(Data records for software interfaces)
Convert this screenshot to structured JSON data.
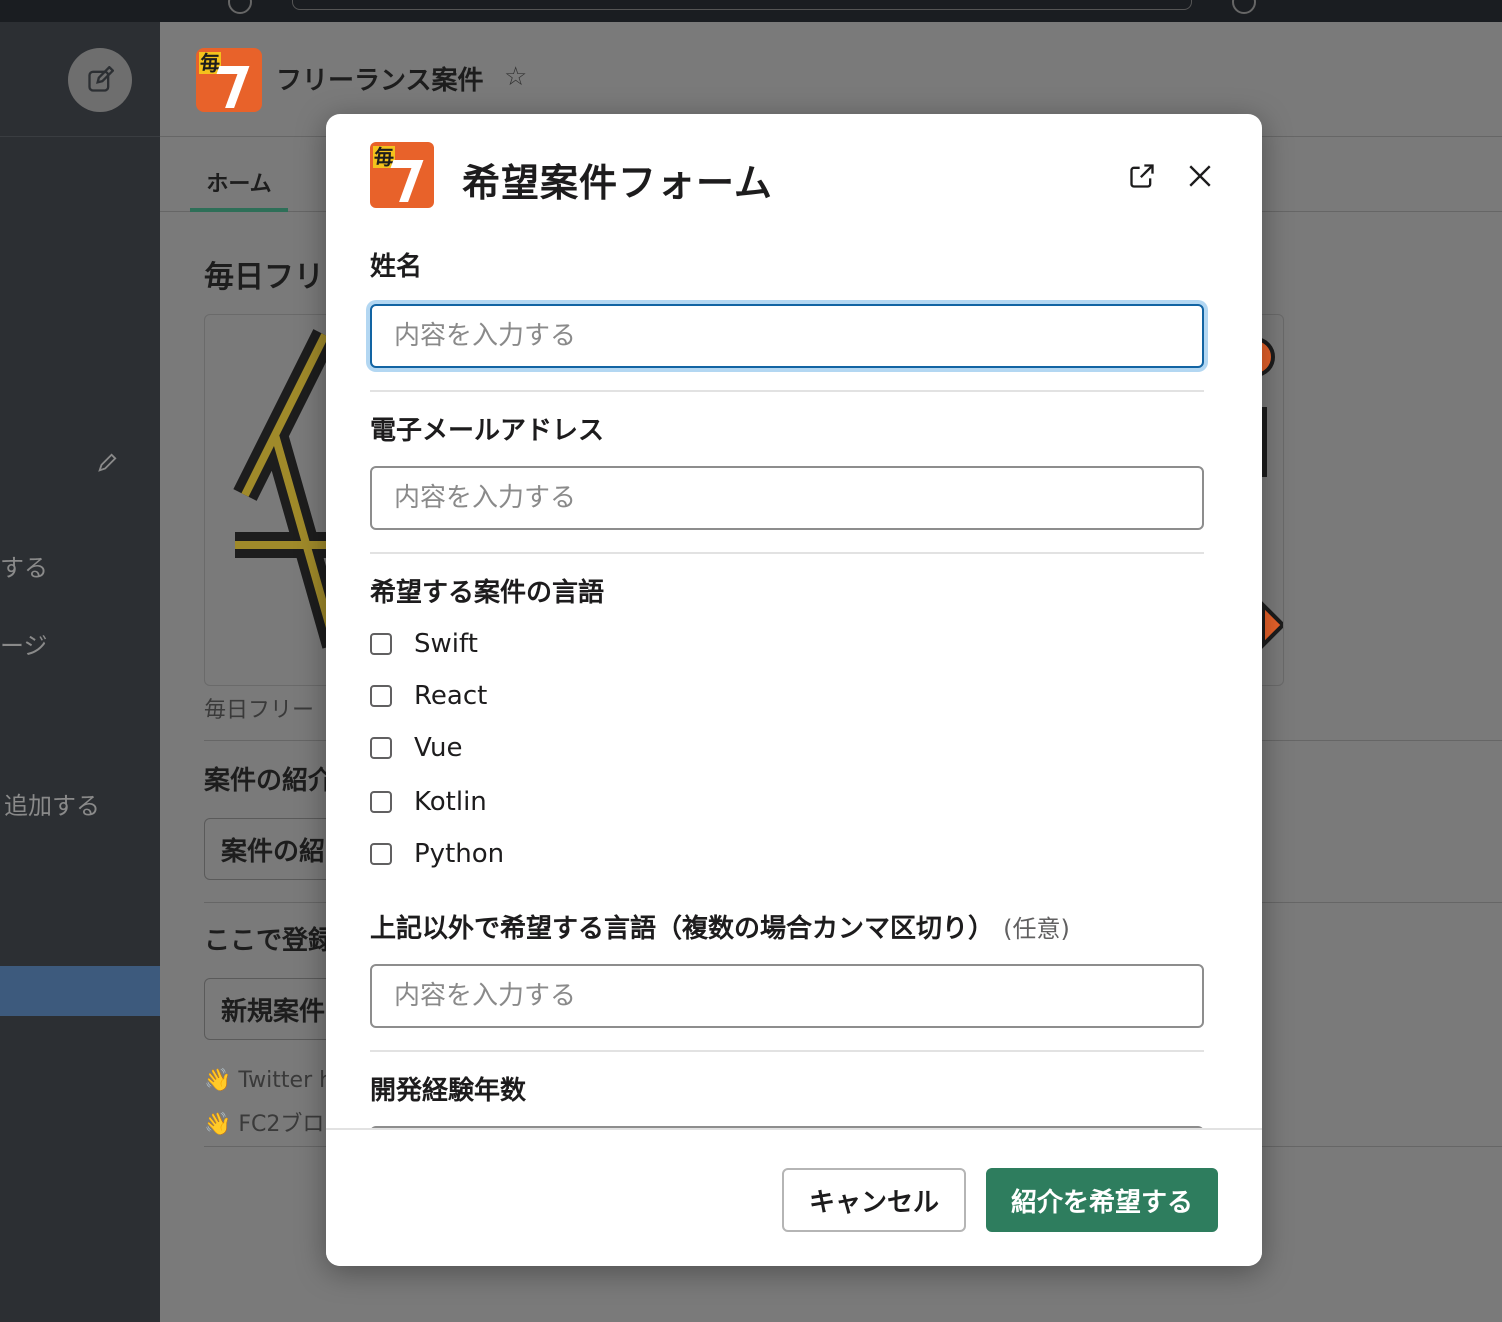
{
  "app": {
    "title": "フリーランス案件",
    "logo_char": "毎",
    "tab_home": "ホーム",
    "heading": "毎日フリ",
    "banner_caption": "毎日フリー",
    "section1_heading": "案件の紹介",
    "section1_button": "案件の紹",
    "section2_heading": "ここで登録",
    "section2_button": "新規案件",
    "links": [
      "👋 Twitter h",
      "👋 FC2ブロ"
    ]
  },
  "sidebar": {
    "items": [
      "する",
      "ージ",
      "追加する"
    ]
  },
  "modal": {
    "title": "希望案件フォーム",
    "fields": {
      "name": {
        "label": "姓名",
        "placeholder": "内容を入力する"
      },
      "email": {
        "label": "電子メールアドレス",
        "placeholder": "内容を入力する"
      },
      "languages": {
        "label": "希望する案件の言語",
        "options": [
          "Swift",
          "React",
          "Vue",
          "Kotlin",
          "Python"
        ]
      },
      "other_languages": {
        "label": "上記以外で希望する言語（複数の場合カンマ区切り）",
        "optional": "(任意)",
        "placeholder": "内容を入力する"
      },
      "experience": {
        "label": "開発経験年数"
      }
    },
    "buttons": {
      "cancel": "キャンセル",
      "submit": "紹介を希望する"
    }
  },
  "colors": {
    "submit_bg": "#2e7d5e",
    "focus_ring": "#1264a3",
    "logo_orange": "#e8622a"
  }
}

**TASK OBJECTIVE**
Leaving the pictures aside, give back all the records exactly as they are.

**ANSWER TO THIS EXERCISE**
Convert this screenshot to structured JSON data.
{
  "app": {
    "title": "フリーランス案件",
    "logo_char": "毎",
    "tab_home": "ホーム",
    "heading": "毎日フリ",
    "banner_caption": "毎日フリー",
    "section1_heading": "案件の紹介",
    "section1_button": "案件の紹",
    "section2_heading": "ここで登録",
    "section2_button": "新規案件",
    "links": [
      "👋 Twitter h",
      "👋 FC2ブロ"
    ]
  },
  "sidebar": {
    "items": [
      "する",
      "ージ",
      "追加する"
    ]
  },
  "modal": {
    "title": "希望案件フォーム",
    "fields": {
      "name": {
        "label": "姓名",
        "placeholder": "内容を入力する"
      },
      "email": {
        "label": "電子メールアドレス",
        "placeholder": "内容を入力する"
      },
      "languages": {
        "label": "希望する案件の言語",
        "options": [
          "Swift",
          "React",
          "Vue",
          "Kotlin",
          "Python"
        ]
      },
      "other_languages": {
        "label": "上記以外で希望する言語（複数の場合カンマ区切り）",
        "optional": "(任意)",
        "placeholder": "内容を入力する"
      },
      "experience": {
        "label": "開発経験年数"
      }
    },
    "buttons": {
      "cancel": "キャンセル",
      "submit": "紹介を希望する"
    }
  },
  "colors": {
    "submit_bg": "#2e7d5e",
    "focus_ring": "#1264a3",
    "logo_orange": "#e8622a"
  }
}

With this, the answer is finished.